For Nintendo fans, the interval between franchise installments can turn into a tedious waiting game. Take the Legend of Zelda franchise, for example. It’s already been 4 years since the release of Skyward Sword and, last we’ve heard, there’s still another year to go until the next game’s release. Well, in a recent interview with Examiner.com, Nintendo of America’s Executive VP of Sales, Scott Moffit, revealed the reasons why new iterations of your favorite video games are not released every year.
Here’s what he said about games like
Mario Kart not being annualized:
“We tend not to annualize our franchises, there’s not a new Mario Kart every year. What we’ve tried to do with the Wii U is first, create a fully featured really enjoyable game that has something for everybody, has surprises that you’ll discover as you play through levels and it gives you a good amount of quality entertainment.”
Instead of annualizing their biggest franchises, Nintendo instead puts the focus on adding new content in the form of content updates or other DLC. This kind of new content then gives gamers a reason to continue playing the same game for an extended amount of time.
For fans who love [Mario Kart], we’ve released extra content over time so that it keeps the game fresh and allows them to experience more than they could when they originally bought the game. That’s the approach we take, rather than annualizing the franchise, we are periodically releasing new courses, levels and features that keep people playing. We see a huge surge in gameplay hours on Mario Kart when we [release new content].”
Although this method works for some games, it’s not the best method for all games. Here’s what Moffit said about the
Pokémon games as compared to Mario Kart and Smash.
“We take different approaches with different franchises. If you look at the Pokémon franchise, we have released multiple core games for 3DS. We like to give Pokémon fans something every year, but something like Mario Kart or Smash Bros. there may only be one version of that franchise in the whole console cycle.”
Regarding the potential of other games getting annualized in the future, Moffit says it depend on the franchise, the developer, and what new ideas can be added.
“It all depends on the franchise, the developer and what new ideas they can bring to the franchise to move the gameplay forward and keep the franchise fresh. I think we always need to innovate and we need to always bring new ideas and new thoughts, but they have to be sufficient enough to justify the next release. Small, incremental changes may not be worth a whole new release.”
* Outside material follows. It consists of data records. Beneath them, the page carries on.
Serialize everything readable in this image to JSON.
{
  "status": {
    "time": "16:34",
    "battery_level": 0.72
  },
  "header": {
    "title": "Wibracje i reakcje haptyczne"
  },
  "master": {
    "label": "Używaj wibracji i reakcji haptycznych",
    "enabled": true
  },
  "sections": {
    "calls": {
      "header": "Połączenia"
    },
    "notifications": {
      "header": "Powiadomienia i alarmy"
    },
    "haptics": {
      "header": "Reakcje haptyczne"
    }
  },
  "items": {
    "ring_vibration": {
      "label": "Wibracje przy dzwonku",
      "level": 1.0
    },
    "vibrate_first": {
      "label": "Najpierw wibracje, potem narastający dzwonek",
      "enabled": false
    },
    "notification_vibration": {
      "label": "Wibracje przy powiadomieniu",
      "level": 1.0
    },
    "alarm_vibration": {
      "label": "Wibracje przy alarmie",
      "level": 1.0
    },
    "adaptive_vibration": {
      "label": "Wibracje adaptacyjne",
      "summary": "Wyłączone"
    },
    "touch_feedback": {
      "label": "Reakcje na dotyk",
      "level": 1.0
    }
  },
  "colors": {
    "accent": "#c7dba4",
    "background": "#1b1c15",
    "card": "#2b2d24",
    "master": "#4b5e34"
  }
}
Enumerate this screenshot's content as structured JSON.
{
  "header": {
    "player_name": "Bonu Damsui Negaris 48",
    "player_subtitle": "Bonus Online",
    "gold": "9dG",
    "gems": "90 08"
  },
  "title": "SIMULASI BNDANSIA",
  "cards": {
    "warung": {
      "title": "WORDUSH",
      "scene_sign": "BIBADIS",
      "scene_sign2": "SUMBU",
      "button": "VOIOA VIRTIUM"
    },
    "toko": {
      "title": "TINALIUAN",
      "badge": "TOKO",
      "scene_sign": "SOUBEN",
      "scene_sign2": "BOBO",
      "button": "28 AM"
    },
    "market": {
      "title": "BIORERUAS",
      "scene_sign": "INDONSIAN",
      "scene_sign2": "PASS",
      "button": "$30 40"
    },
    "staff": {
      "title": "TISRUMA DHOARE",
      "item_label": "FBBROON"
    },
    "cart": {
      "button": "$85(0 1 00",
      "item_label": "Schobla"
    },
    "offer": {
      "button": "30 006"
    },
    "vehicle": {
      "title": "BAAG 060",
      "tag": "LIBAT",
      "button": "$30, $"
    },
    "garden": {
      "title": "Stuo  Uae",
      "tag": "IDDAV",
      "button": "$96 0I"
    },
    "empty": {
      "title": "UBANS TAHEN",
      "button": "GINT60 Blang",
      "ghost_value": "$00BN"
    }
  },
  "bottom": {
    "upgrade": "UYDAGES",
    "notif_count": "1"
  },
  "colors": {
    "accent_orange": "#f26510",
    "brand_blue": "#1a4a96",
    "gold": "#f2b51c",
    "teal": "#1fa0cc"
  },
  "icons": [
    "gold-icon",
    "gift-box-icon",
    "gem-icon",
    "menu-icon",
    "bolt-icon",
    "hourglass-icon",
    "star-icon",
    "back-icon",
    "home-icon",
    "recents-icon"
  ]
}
What do you all think of this? Do you like the way Nintendo handles their franchises, or do you want to see more annualization? Feel free to sound off in the comment section below!